The British government keeps excellent historical records of coal production and consumption going back to the 1850s. This data shows you a lot, the impact of World Wars, financial crashes, miners strikes, a century where a country turned half of the world pink.
It also shows something else. Britain produced as much coal per person when official records began in the 1850s as China does today. China has only just caught up to Britain when Charles Dickens was writing A Tale of Two Cities.
The long-term trend is shown below. Peak per-capita coal production in Britain was around 1913, at two times above the current Chinese level.
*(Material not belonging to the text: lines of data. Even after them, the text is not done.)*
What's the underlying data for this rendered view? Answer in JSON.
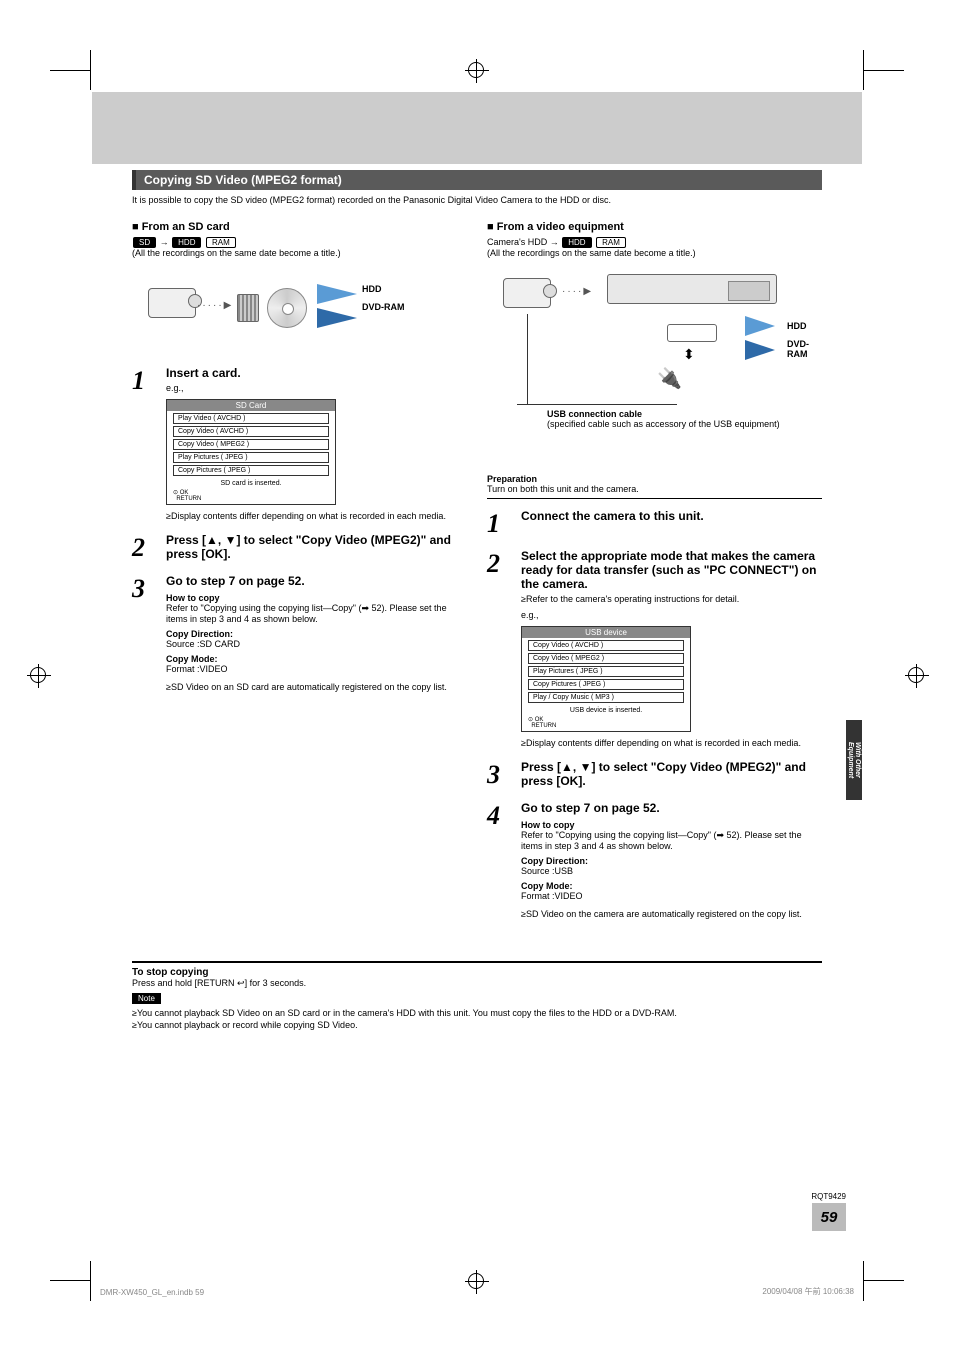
{
  "section_header": "Copying SD Video (MPEG2 format)",
  "intro": "It is possible to copy the SD video (MPEG2 format) recorded on the Panasonic Digital Video Camera to the HDD or disc.",
  "left": {
    "heading": "From an SD card",
    "badge_sd": "SD",
    "badge_hdd": "HDD",
    "badge_ram": "RAM",
    "same_date": "(All the recordings on the same date become a title.)",
    "diag_hdd": "HDD",
    "diag_ram": "DVD-RAM",
    "steps": [
      {
        "num": "1",
        "title": "Insert a card.",
        "eg": "e.g.,",
        "menu_title": "SD Card",
        "menu_items": [
          "Play Video ( AVCHD )",
          "Copy Video ( AVCHD )",
          "Copy Video ( MPEG2 )",
          "Play Pictures ( JPEG )",
          "Copy Pictures ( JPEG )"
        ],
        "menu_footer": "SD card is inserted.",
        "menu_ok": "OK",
        "menu_return": "RETURN",
        "bullet1": "≥Display contents differ depending on what is recorded in each media."
      },
      {
        "num": "2",
        "title": "Press [▲, ▼] to select \"Copy Video (MPEG2)\" and press [OK]."
      },
      {
        "num": "3",
        "title": "Go to step 7 on page 52.",
        "how_title": "How to copy",
        "how_text": "Refer to \"Copying using the copying list—Copy\" (➡ 52). Please set the items in step 3 and 4 as shown below.",
        "cd_label": "Copy Direction:",
        "cd_val": "Source :SD CARD",
        "cm_label": "Copy Mode:",
        "cm_val": "Format :VIDEO",
        "bullet1": "≥SD Video on an SD card are automatically registered on the copy list."
      }
    ]
  },
  "right": {
    "heading": "From a video equipment",
    "cam_hdd": "Camera's HDD →",
    "badge_hdd": "HDD",
    "badge_ram": "RAM",
    "same_date": "(All the recordings on the same date become a title.)",
    "diag_hdd": "HDD",
    "diag_ram": "DVD-RAM",
    "usb_cable": "USB connection cable",
    "usb_spec": "(specified cable such as accessory of the USB equipment)",
    "prep_label": "Preparation",
    "prep_text": "Turn on both this unit and the camera.",
    "steps": [
      {
        "num": "1",
        "title": "Connect the camera to this unit."
      },
      {
        "num": "2",
        "title": "Select the appropriate mode that makes the camera ready for data transfer (such as \"PC CONNECT\") on the camera.",
        "bullet1": "≥Refer to the camera's operating instructions for detail.",
        "eg": "e.g.,",
        "menu_title": "USB device",
        "menu_items": [
          "Copy Video ( AVCHD )",
          "Copy Video ( MPEG2 )",
          "Play Pictures ( JPEG )",
          "Copy Pictures ( JPEG )",
          "Play / Copy Music ( MP3 )"
        ],
        "menu_footer": "USB device is inserted.",
        "menu_ok": "OK",
        "menu_return": "RETURN",
        "bullet2": "≥Display contents differ depending on what is recorded in each media."
      },
      {
        "num": "3",
        "title": "Press [▲, ▼] to select \"Copy Video (MPEG2)\" and press [OK]."
      },
      {
        "num": "4",
        "title": "Go to step 7 on page 52.",
        "how_title": "How to copy",
        "how_text": "Refer to \"Copying using the copying list—Copy\" (➡ 52). Please set the items in step 3 and 4 as shown below.",
        "cd_label": "Copy Direction:",
        "cd_val": "Source :USB",
        "cm_label": "Copy Mode:",
        "cm_val": "Format :VIDEO",
        "bullet1": "≥SD Video on the camera are automatically registered on the copy list."
      }
    ]
  },
  "stop": {
    "title": "To stop copying",
    "text": "Press and hold [RETURN ↩] for 3 seconds."
  },
  "note_label": "Note",
  "notes": [
    "≥You cannot playback SD Video on an SD card or in the camera's HDD with this unit. You must copy the files to the HDD or a DVD-RAM.",
    "≥You cannot playback or record while copying SD Video."
  ],
  "side_tab": "With Other Equipment",
  "rqt": "RQT9429",
  "page_num": "59",
  "footer_left": "DMR-XW450_GL_en.indb   59",
  "footer_right": "2009/04/08   午前 10:06:38"
}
In fact, Britain managed to produce coal at the current Chinese level for over a century.
The comparison with China is made even clearer by time shifting China backwards by 155 years.
You can see that China’s current per-capita production more or less matches what it was in Britain when records began.
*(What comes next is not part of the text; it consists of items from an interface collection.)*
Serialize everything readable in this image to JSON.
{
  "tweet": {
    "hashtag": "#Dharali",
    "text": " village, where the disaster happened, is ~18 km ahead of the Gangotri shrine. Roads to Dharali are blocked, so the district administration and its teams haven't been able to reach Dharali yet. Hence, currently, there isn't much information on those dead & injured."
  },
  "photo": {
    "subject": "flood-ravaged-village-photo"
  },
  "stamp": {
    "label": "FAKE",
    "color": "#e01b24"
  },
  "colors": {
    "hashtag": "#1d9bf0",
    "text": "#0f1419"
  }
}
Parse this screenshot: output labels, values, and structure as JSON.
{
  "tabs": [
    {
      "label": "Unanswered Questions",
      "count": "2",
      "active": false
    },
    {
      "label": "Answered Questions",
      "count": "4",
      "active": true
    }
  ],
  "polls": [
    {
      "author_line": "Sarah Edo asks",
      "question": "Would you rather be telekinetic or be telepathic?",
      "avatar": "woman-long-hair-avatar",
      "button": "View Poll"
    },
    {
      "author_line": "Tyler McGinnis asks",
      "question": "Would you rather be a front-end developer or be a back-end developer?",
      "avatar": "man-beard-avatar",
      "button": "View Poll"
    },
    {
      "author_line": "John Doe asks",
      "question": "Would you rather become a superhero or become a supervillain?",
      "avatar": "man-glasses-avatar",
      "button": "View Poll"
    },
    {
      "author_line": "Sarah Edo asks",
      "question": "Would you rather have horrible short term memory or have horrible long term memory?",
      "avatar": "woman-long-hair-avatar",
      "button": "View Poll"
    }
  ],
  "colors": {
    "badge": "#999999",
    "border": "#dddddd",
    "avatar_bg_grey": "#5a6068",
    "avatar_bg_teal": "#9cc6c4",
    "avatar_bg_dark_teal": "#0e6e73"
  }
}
So, in absolute terms China’s coal production is historically unprecedented. It is now four times higher than any other country in history. But in relative terms there is nothing unprecedented about it whatsoever.
Note on statistics
Historical British coal data is taken from DECC. Chinese coal data is taken from BP. Population data was taken from Gapminder. I have made a minor revision to BP’s data for 2013 to account for the recent revision in coal production. Per-capita figures were calculated in R, and I plotted the stuff using ggplot2.